30 January 2019 | Adaptation
Warming of the tropical oceans due to climate change may lead to a substantial increase in the frequency of extreme rain storms by the end of the century, according to a NASA study.
The study led by NASA's Jet Propulsion Laboratory (JPL) in the US combed through 15 years of data acquired by the space agency's Atmospheric Infrared Sounder (AIRS) instrument over the tropical oceans to determine the relationship between the average sea surface temperature and the onset of severe storms.
The researchers found that extreme storms -- those producing at least three millimetres of rain per hour over a 25-kilometre area -- formed when the sea surface temperature was higher than about 28 degrees Celsius.
The study, published in the journal Geophysical Research Letters, also found that, based on the data, 21 per cent more storms form for every one degree Celsius that ocean surface temperatures rise.

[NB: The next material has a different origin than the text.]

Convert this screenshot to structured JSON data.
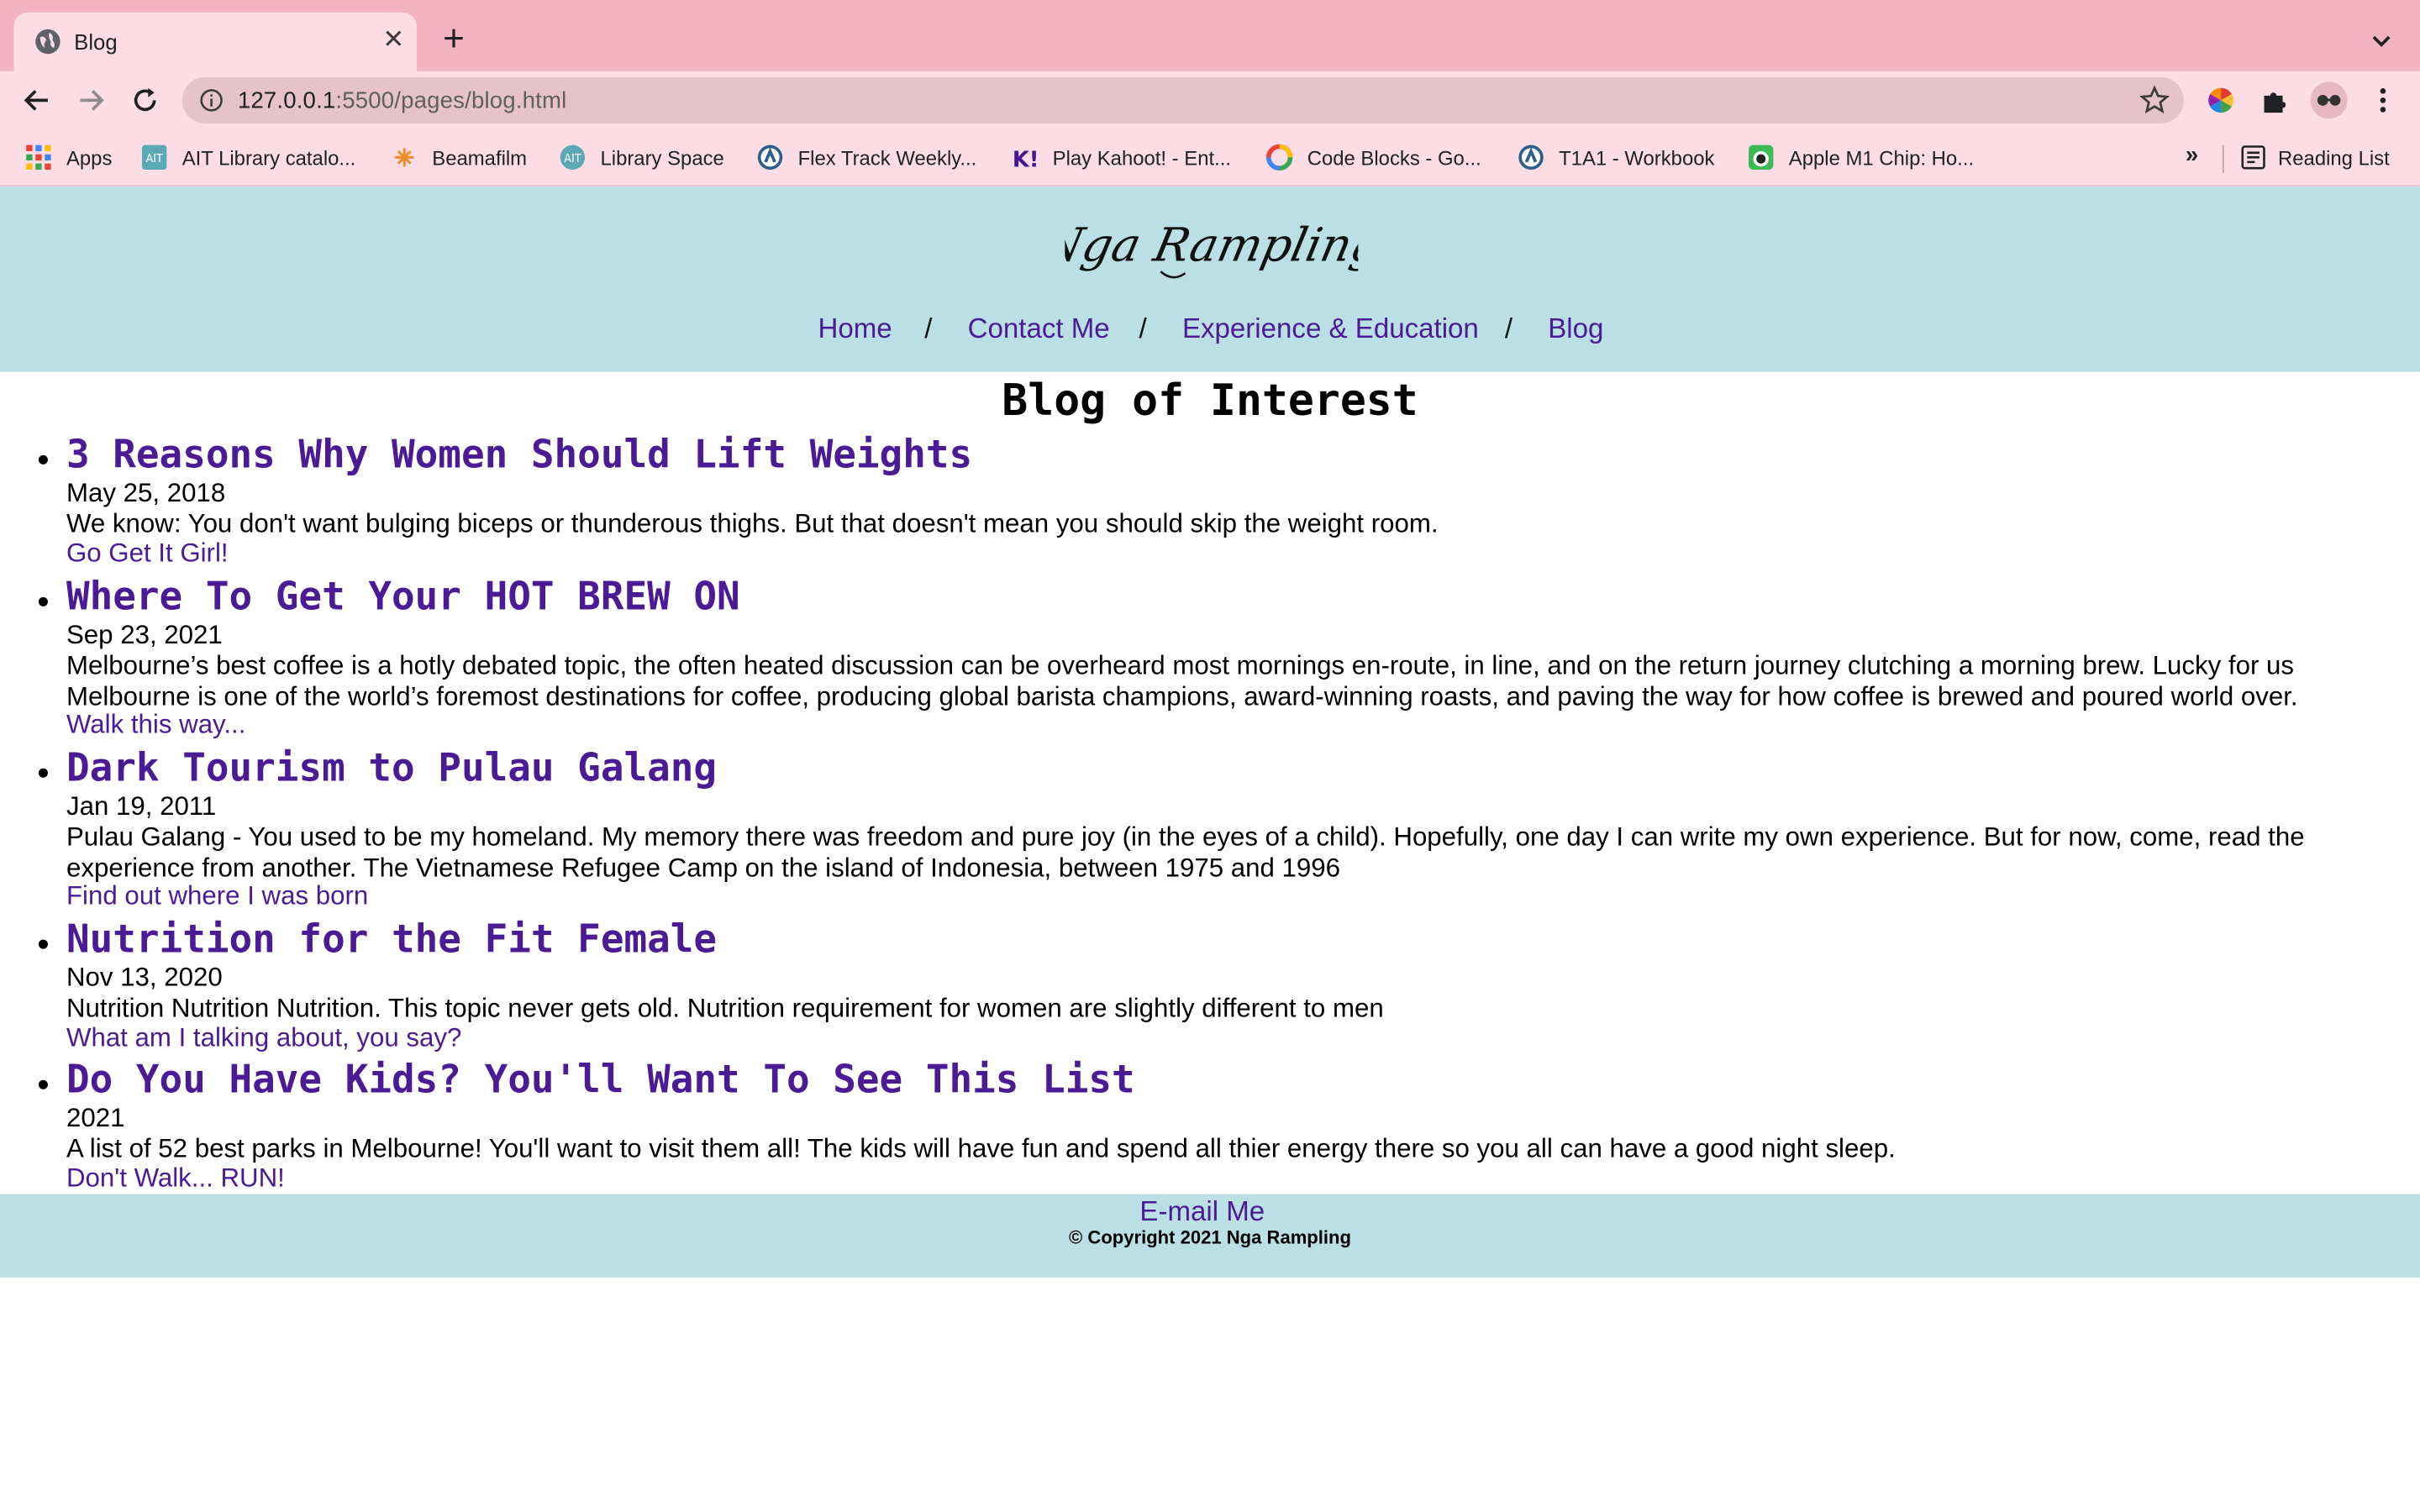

"It is somewhat common sense that severe storms will increase in a warmer environment. Thunderstorms typically occur in the warmest season of the year," said Hartmut Aumann of JPL.
"But our data provide the first quantitative estimate of how much they are likely to increase, at least for the tropical oceans," Aumann said.
Currently accepted climate models project that with a steady increase of carbon dioxide in the atmosphere (one per cent per year), tropical ocean surface temperatures may rise by as much as 2.7 degrees Celsius by the end of the century.
The study concludes that if this were to happen, we could expect the frequency of extreme storms to increase by as much as 60 percent by that time.
Although climate models are not perfect, results like these can serve as a guideline for those looking to prepare for the potential effects a changing climate may have, researchers said.
"Our results quantify and give a more visual meaning to the consequences of the predicted warming of the oceans," Aumann said.
"More storms mean more flooding, more structure damage, more crop damage and so on, unless mitigating measures are implemented," he said.